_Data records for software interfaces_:

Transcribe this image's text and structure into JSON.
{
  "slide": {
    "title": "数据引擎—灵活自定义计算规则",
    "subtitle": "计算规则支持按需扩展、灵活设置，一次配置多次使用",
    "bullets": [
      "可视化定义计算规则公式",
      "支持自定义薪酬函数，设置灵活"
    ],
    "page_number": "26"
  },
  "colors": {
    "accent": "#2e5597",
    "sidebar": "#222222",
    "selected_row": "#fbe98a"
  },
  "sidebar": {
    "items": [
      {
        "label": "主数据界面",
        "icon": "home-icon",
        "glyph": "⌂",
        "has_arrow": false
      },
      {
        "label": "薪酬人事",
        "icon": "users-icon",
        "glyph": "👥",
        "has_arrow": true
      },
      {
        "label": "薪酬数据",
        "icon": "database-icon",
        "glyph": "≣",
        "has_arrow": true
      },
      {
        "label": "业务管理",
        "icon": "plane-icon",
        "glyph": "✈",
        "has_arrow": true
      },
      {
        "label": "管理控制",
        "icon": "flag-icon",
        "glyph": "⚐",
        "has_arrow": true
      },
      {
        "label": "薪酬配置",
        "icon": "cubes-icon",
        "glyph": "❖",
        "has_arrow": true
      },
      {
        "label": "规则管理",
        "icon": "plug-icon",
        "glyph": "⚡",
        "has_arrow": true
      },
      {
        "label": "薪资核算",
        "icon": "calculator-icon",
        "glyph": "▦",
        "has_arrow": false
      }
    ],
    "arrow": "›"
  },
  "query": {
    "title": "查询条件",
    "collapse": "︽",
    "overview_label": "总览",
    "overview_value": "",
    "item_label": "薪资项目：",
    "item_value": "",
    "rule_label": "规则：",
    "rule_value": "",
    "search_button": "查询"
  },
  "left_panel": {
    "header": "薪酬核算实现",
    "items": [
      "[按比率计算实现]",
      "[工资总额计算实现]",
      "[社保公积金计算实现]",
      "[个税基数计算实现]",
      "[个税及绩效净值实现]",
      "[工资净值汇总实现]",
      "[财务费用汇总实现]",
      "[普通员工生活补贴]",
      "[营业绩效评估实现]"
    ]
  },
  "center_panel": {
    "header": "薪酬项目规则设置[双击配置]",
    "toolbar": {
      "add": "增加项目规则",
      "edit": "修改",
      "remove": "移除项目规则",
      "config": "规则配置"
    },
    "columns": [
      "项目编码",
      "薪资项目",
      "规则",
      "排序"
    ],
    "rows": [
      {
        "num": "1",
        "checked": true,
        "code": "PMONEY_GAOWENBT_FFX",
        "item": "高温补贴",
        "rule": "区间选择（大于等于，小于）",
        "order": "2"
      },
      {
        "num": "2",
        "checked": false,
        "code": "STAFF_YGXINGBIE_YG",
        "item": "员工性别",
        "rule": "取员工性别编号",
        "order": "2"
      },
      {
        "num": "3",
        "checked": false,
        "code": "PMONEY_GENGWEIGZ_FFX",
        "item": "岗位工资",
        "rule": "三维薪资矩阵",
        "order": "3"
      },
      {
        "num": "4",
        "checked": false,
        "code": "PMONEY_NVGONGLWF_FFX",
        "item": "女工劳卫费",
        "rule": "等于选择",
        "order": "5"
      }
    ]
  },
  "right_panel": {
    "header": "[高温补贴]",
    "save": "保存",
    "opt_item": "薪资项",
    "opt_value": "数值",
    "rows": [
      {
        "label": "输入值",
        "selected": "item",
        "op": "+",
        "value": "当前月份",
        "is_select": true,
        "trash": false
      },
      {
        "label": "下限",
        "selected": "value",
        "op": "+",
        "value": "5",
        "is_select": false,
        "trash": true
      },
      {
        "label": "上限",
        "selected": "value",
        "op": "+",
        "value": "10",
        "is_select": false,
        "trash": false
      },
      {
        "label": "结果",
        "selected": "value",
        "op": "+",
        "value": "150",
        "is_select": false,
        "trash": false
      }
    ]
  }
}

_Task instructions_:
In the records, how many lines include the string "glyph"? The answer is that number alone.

_Exercise answer_:
8